What is required - When the word "checked" shows up in a line of the data below, copy that whole line.

Stored data
****************************************
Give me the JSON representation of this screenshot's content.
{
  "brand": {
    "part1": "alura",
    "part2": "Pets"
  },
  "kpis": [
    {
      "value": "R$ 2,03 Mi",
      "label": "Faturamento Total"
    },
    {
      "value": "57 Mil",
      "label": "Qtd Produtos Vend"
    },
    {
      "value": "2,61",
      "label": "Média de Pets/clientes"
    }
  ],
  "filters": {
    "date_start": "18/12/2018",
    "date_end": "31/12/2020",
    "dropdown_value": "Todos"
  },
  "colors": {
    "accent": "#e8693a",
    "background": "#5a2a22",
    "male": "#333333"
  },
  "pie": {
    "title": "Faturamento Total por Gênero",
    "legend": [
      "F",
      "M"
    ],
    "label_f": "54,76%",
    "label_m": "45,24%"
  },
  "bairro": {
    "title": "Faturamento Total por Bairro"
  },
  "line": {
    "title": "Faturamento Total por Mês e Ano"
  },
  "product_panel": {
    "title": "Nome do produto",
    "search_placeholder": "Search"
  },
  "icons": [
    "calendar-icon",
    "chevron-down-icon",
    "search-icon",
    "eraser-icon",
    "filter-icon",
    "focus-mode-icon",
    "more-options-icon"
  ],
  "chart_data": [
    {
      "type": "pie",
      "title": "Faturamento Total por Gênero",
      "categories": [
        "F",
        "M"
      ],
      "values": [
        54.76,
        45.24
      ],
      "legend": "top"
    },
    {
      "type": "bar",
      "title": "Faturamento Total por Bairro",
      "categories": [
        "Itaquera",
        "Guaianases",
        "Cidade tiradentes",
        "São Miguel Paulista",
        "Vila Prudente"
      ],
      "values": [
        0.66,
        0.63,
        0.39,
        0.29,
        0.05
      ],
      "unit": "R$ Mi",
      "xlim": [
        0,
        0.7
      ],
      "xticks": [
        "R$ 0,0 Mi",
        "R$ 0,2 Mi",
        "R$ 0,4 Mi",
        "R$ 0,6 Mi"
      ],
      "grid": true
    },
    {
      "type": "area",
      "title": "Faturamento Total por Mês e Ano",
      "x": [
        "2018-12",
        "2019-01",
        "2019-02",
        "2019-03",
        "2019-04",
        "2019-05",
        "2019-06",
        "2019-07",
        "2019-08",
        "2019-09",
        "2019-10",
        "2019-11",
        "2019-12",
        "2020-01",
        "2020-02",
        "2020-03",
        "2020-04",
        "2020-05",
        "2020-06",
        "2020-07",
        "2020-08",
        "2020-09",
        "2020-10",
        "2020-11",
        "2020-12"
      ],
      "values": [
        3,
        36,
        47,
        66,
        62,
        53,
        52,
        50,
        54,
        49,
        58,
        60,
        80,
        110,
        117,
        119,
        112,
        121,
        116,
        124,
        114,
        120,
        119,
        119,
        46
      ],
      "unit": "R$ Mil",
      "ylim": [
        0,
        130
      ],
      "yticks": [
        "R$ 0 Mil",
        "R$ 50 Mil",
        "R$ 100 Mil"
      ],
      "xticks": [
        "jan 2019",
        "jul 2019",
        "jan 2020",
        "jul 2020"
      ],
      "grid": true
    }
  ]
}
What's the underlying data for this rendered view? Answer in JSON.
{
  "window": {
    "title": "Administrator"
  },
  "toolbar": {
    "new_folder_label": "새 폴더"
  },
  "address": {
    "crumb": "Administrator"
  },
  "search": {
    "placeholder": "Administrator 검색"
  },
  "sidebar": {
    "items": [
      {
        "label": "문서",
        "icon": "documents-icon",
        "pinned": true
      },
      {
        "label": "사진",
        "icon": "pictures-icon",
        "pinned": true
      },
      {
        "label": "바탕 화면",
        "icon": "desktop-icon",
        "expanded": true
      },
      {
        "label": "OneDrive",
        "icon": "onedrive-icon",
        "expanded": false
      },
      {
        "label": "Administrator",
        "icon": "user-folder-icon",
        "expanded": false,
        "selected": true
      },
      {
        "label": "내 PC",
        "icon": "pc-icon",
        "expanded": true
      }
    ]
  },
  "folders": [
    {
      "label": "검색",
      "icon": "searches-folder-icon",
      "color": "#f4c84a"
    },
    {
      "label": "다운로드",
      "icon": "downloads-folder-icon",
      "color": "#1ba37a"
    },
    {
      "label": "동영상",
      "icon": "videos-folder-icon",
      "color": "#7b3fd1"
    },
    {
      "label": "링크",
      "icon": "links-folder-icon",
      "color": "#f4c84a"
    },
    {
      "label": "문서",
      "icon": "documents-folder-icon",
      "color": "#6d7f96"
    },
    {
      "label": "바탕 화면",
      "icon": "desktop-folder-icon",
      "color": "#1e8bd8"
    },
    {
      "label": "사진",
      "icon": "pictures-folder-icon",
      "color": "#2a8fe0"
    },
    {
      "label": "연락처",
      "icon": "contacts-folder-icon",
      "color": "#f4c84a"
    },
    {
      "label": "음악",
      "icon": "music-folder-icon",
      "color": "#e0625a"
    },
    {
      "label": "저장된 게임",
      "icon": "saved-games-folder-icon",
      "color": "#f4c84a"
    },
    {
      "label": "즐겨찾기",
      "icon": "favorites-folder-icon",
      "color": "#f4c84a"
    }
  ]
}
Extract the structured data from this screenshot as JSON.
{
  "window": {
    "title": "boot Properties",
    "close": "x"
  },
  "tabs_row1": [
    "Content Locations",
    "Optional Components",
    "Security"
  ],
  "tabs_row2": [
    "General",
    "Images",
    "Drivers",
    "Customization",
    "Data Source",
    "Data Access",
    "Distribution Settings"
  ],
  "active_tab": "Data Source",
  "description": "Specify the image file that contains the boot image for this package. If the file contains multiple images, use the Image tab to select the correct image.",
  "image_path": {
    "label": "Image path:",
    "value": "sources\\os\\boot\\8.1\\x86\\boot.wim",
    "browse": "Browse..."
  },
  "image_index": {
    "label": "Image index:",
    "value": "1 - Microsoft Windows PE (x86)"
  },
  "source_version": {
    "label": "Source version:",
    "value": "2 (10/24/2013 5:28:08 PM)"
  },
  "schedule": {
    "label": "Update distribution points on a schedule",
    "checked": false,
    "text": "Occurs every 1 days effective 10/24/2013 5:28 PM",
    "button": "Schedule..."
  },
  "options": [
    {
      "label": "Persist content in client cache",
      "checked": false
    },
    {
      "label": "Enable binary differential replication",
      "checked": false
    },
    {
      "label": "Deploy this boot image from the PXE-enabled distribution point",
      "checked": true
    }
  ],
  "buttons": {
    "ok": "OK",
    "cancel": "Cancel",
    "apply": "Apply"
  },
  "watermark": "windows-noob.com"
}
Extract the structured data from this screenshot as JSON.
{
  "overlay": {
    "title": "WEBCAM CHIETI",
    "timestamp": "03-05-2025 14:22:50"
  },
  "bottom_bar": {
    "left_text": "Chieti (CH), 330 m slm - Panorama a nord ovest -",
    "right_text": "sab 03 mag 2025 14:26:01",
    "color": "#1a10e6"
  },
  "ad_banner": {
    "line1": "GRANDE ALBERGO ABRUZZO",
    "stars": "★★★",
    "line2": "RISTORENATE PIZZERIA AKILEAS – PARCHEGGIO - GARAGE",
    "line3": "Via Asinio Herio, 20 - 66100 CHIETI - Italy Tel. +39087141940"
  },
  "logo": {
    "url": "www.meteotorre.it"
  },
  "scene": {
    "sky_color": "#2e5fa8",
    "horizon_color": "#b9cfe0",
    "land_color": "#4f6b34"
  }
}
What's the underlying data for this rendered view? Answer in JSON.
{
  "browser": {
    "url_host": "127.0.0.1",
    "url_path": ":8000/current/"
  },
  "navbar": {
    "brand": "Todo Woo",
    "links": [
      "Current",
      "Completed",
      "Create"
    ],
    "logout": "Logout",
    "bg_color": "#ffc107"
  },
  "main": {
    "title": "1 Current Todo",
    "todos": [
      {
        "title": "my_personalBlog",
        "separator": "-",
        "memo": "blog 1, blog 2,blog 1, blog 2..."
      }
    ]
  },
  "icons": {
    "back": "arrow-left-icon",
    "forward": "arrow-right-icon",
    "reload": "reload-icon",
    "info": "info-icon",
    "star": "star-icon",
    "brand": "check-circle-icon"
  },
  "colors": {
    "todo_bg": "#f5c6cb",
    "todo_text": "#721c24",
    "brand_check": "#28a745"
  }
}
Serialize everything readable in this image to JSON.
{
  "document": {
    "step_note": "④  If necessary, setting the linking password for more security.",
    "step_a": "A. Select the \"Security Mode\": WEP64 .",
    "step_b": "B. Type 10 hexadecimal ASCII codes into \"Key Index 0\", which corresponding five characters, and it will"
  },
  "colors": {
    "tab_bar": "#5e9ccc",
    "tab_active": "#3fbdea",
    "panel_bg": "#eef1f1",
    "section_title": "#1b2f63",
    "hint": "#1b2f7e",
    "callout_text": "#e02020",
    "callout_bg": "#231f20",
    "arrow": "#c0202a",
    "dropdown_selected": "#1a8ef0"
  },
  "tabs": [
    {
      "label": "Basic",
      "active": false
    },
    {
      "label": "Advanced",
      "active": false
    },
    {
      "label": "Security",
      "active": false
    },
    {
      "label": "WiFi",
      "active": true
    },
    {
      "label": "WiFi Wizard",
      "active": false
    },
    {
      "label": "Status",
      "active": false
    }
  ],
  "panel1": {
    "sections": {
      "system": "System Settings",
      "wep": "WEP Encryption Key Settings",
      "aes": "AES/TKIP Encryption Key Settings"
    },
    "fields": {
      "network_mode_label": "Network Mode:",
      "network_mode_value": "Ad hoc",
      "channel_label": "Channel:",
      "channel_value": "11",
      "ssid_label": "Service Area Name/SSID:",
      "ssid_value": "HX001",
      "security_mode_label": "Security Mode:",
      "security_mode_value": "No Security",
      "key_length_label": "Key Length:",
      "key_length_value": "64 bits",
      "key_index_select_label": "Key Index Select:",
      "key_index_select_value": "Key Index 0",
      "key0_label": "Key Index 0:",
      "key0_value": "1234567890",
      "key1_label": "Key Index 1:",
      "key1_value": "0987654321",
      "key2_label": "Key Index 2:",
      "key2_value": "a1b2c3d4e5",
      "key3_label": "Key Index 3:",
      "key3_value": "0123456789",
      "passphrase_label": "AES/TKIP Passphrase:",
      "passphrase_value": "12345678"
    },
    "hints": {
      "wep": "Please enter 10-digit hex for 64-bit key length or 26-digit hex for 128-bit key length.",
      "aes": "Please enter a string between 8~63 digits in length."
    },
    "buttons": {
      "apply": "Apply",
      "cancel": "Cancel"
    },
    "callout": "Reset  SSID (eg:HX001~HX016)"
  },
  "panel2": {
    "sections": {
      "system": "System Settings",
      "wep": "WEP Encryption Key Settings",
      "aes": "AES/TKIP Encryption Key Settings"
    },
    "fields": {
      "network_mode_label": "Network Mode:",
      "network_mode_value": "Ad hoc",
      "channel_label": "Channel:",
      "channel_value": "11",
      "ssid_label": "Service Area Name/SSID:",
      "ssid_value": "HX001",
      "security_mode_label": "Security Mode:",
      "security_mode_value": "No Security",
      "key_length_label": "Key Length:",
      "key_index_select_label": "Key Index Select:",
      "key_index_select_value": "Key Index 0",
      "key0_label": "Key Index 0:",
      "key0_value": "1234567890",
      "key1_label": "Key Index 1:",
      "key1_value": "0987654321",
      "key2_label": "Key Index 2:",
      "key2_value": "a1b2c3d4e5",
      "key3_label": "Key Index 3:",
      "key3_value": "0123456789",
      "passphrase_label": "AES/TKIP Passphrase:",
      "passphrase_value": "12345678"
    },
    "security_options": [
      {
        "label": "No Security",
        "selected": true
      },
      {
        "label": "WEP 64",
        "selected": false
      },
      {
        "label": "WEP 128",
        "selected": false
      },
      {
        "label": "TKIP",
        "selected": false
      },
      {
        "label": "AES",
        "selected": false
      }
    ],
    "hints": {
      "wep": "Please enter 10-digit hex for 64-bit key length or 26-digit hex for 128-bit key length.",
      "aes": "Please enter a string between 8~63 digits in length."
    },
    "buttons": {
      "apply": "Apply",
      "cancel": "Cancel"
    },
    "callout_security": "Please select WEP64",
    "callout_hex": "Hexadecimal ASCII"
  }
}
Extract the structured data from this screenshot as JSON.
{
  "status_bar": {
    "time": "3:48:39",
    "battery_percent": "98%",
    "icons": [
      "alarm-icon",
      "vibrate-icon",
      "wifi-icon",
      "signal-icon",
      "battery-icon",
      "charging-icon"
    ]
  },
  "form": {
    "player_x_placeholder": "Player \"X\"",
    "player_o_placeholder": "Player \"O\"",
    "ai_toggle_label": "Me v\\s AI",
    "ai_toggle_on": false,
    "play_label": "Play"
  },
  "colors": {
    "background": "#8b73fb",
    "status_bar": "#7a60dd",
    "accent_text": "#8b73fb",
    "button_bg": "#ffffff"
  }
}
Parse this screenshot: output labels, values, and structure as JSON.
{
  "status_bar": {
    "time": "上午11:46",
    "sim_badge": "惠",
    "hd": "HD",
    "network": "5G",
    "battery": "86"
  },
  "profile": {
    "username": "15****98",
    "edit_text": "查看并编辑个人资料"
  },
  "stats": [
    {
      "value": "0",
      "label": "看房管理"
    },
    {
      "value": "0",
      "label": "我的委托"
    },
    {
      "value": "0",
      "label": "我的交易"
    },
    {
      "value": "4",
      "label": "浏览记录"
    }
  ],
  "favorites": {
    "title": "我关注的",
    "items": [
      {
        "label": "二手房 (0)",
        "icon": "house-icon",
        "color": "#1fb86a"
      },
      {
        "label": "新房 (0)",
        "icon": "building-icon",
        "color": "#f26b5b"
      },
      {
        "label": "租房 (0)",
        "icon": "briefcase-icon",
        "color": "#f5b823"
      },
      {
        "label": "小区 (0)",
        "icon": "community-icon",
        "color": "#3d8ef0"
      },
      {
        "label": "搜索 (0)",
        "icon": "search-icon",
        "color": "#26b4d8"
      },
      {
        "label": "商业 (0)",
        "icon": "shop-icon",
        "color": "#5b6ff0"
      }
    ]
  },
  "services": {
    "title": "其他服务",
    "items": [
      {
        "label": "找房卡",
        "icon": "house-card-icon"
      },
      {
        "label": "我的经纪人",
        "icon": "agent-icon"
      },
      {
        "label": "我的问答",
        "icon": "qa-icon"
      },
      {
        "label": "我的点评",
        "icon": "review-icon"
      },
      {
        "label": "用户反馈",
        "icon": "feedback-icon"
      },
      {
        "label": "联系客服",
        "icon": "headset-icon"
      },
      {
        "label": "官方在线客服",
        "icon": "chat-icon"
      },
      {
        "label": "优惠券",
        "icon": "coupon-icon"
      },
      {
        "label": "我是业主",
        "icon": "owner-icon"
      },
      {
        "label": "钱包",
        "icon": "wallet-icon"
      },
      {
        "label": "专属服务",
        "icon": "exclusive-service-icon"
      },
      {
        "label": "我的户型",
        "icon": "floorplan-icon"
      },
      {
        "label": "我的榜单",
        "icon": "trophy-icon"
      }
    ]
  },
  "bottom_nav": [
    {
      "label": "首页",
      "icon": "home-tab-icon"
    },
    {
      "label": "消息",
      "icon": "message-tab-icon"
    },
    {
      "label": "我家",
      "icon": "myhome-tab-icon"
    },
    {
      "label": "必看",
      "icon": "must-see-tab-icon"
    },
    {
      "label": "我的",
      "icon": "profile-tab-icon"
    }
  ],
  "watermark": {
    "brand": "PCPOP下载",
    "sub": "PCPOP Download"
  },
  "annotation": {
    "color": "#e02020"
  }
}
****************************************
Task result -
    "checked": false,
      "checked": false
      "checked": false
      "checked": true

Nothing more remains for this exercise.